◆ The problem
Go through the entries below, tally each line that has the word "text", and give only the total.

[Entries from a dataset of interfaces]
────────
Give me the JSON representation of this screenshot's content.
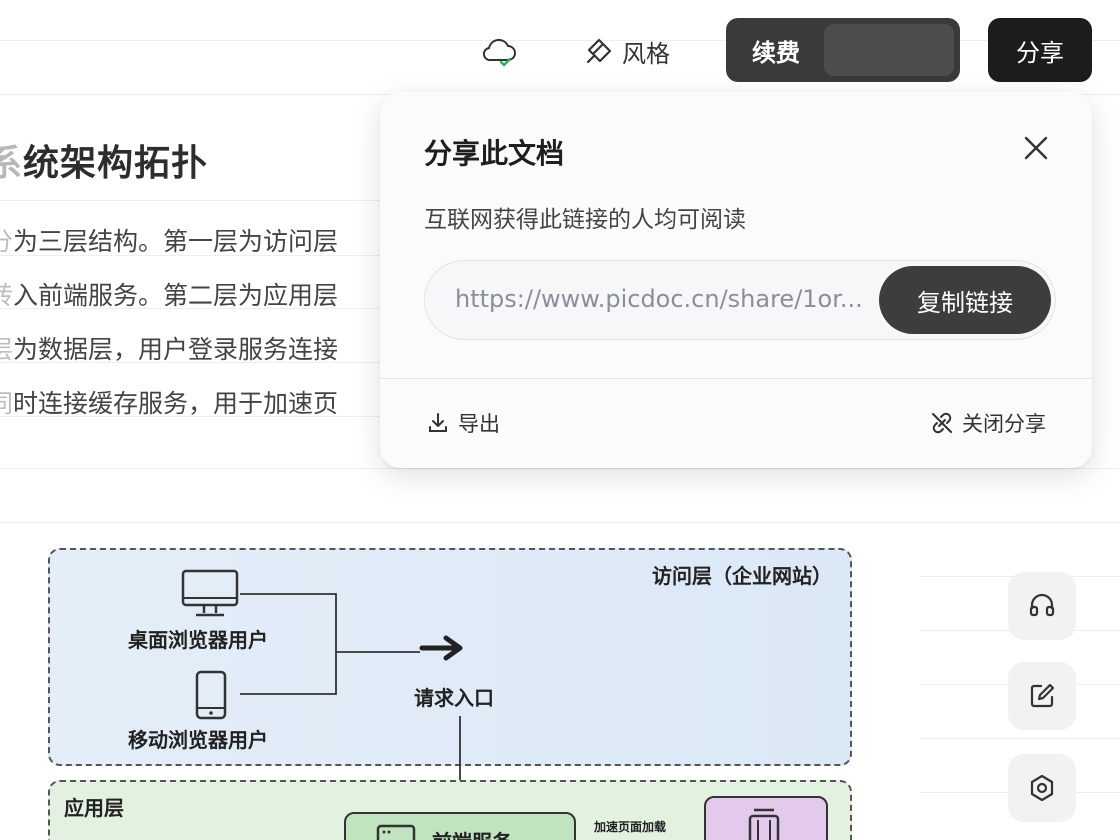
{
  "toolbar": {
    "style_label": "风格",
    "renew_label": "续费",
    "share_label": "分享"
  },
  "document": {
    "title_faded": "系",
    "title": "统架构拓扑",
    "lines": [
      {
        "faded": "分",
        "text": "为三层结构。第一层为访问层"
      },
      {
        "faded": "转",
        "text": "入前端服务。第二层为应用层"
      },
      {
        "faded": "层",
        "text": "为数据层，用户登录服务连接"
      },
      {
        "faded": "同",
        "text": "时连接缓存服务，用于加速页"
      }
    ]
  },
  "share_popover": {
    "title": "分享此文档",
    "description": "互联网获得此链接的人均可阅读",
    "link": "https://www.picdoc.cn/share/1or...",
    "copy_label": "复制链接",
    "export_label": "导出",
    "stop_share_label": "关闭分享"
  },
  "diagram": {
    "access_zone_label": "访问层（企业网站）",
    "desktop_user": "桌面浏览器用户",
    "mobile_user": "移动浏览器用户",
    "entry_label": "请求入口",
    "app_zone_label": "应用层",
    "frontend_label": "前端服务",
    "accelerate_label": "加速页面加载"
  },
  "icons": {
    "cloud": "cloud-synced-icon",
    "style": "paint-bucket-icon",
    "close": "close-icon",
    "export": "download-icon",
    "stop_share": "link-off-icon",
    "headset": "headset-icon",
    "edit": "edit-icon",
    "settings": "settings-icon"
  },
  "colors": {
    "cloud_check": "#2bb24c",
    "dark_button": "#1c1c1c",
    "copy_button": "#3d3d3d"
  }
}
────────
◆ Response to the task
4